Pure silence is beyond just mere quiet, it is what we are before, during and after sound arises. But, and here's the beautiful thing, it's sound that showcases the silent stillness of our essence. After all, how could we possibly know one without the other? We don't have to push noise away, we just have to ardently inquire into what else is here other than sound. Ask yourself how it is you know sound in the first place.
So maybe take the time to plug into quiet. Become technology-less for a while - an hour, an afternoon, a day. Discover for yourself what silence has to say: you are first and foremost pure - still - vast- silent Awareness experiencing sound.
Rumi asked, "And you, when will you begin that long journey into yourself?" Notice how he asked "when", so it was not a question of "if", rather a certainty that the day eventually comes when we all start to wonder "Is this it - is this what my life is about, or was meant to be?"
This, to me, is the most pivotal and beautiful moment in life because it's when authentic living begins. That knife-edge point in life when there is so much suffering, so much discontent, so much about the way we're living that is un-centred that we might finally be motivated to begin the migration home - finding centre. This is when life begins to be lived on purpose.
Birds, seemingly miraculously, know where to fly during migration. North American monarch butterflies make their way over thousands of kilometres (from parts of the US and Canada to Mexico), somehow knowing where to go, even though they've never been there before.
Like all living things, we know when we're on course too. Like the flower and the tree, we know where the sunlight is. Like the bird, we know when we're on point in what often feels like a journey in life. And we know because the body tells us so. That constriction, that depression or despair, the feeling of heaviness that lingers day after day - they're body flares, an internal s.o.s signalling when we're off course.

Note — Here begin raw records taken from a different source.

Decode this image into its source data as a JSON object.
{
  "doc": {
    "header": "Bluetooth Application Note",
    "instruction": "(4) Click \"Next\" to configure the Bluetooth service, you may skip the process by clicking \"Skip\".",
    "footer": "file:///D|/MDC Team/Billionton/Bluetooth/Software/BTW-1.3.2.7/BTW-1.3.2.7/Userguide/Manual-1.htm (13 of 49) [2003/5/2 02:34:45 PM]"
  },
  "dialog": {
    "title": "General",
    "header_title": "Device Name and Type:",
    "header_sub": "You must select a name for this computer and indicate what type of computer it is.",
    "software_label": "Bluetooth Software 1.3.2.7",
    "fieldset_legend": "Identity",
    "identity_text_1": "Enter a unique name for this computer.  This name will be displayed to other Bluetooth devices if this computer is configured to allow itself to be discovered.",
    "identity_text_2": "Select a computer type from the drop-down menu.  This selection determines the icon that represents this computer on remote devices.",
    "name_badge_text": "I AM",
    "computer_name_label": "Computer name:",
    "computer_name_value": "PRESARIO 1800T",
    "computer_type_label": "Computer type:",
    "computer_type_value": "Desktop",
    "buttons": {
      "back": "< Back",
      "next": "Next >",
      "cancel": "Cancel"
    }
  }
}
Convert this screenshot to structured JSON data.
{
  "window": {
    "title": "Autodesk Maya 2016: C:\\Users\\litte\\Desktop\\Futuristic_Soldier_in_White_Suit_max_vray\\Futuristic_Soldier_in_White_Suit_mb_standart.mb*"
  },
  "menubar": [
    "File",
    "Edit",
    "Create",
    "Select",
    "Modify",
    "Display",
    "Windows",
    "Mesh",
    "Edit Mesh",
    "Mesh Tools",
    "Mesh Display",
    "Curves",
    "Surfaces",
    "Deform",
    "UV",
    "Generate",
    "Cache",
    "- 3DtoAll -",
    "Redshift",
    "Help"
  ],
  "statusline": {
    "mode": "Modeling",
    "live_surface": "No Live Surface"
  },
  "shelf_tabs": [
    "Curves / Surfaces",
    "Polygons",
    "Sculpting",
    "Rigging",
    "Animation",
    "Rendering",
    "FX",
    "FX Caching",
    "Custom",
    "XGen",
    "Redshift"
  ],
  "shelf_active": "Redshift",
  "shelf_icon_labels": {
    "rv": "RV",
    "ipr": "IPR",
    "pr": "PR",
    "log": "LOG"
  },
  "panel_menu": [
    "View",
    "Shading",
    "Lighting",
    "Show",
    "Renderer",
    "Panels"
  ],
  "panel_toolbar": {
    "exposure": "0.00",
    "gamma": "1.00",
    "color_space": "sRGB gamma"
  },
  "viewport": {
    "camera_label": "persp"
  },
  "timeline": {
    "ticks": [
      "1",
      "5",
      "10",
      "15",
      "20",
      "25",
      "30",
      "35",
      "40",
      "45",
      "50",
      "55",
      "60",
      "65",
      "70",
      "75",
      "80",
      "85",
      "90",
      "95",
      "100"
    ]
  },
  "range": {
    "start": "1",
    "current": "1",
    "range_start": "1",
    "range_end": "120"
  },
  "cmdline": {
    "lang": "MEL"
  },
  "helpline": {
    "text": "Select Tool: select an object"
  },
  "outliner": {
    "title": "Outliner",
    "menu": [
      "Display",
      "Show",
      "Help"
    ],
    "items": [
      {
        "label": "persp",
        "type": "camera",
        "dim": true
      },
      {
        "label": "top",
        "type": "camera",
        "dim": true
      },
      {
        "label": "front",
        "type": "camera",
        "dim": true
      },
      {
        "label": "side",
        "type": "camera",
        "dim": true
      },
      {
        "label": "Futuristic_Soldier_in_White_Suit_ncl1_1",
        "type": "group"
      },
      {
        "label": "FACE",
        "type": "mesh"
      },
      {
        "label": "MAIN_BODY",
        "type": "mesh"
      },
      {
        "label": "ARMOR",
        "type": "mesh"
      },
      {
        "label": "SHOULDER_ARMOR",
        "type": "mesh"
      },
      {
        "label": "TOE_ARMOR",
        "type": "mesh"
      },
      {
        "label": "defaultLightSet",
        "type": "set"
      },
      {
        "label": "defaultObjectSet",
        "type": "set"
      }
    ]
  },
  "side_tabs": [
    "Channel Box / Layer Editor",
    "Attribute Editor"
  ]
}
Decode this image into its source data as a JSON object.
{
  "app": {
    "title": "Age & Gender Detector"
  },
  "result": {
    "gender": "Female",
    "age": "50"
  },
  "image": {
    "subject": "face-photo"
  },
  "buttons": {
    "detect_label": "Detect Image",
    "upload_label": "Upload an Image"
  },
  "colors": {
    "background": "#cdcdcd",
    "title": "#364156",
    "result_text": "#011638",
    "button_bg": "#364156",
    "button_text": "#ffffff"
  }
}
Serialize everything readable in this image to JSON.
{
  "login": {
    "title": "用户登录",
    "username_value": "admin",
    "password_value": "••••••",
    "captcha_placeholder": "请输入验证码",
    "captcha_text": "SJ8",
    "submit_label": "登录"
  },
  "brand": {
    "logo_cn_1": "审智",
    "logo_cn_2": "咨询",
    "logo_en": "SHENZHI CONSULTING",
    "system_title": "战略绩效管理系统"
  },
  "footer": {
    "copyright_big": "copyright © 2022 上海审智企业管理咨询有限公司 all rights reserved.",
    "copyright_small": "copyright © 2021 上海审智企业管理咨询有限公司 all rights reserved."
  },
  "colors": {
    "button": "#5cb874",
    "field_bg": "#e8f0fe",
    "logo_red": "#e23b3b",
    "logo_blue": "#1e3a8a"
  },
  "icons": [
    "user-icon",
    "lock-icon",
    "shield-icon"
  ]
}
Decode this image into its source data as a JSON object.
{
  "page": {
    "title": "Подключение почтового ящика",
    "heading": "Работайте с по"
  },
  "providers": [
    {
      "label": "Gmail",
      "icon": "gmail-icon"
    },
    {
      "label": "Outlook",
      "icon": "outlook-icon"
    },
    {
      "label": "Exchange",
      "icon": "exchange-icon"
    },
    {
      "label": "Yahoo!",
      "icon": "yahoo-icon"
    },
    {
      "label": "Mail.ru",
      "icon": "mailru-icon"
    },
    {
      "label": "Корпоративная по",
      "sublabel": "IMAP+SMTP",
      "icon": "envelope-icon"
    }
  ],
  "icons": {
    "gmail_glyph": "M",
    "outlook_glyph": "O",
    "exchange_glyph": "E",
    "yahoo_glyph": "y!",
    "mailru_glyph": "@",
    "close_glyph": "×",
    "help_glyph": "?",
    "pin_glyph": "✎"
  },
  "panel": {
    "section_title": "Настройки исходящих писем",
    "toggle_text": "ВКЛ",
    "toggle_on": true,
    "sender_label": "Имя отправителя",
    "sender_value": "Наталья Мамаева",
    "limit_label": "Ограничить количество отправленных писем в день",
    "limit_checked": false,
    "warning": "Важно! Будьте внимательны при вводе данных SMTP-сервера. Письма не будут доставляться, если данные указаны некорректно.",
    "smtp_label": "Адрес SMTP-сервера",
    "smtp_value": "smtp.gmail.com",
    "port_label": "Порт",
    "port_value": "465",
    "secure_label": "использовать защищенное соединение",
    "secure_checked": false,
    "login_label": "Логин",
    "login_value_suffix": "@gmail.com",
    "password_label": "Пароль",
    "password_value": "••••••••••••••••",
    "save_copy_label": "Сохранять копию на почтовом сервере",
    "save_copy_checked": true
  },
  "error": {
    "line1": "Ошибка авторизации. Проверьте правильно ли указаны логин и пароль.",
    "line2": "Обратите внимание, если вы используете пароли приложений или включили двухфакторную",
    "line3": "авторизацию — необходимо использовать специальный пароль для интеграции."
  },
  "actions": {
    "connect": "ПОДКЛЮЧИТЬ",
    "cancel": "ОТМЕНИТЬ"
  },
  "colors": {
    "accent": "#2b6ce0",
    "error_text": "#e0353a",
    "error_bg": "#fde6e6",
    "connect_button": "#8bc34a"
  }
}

But despite getting lost awhile, haven't you been on the path to centre all along? Once you start this explorative journey into yourself - finding the essence of your Self - you realise that there never was anywhere to go at all. Right here is everything. Right here is home. Right here, in the essence of each moment, is the perfection of what you already are. Like the expression goes, "Everywhere you go, there you are."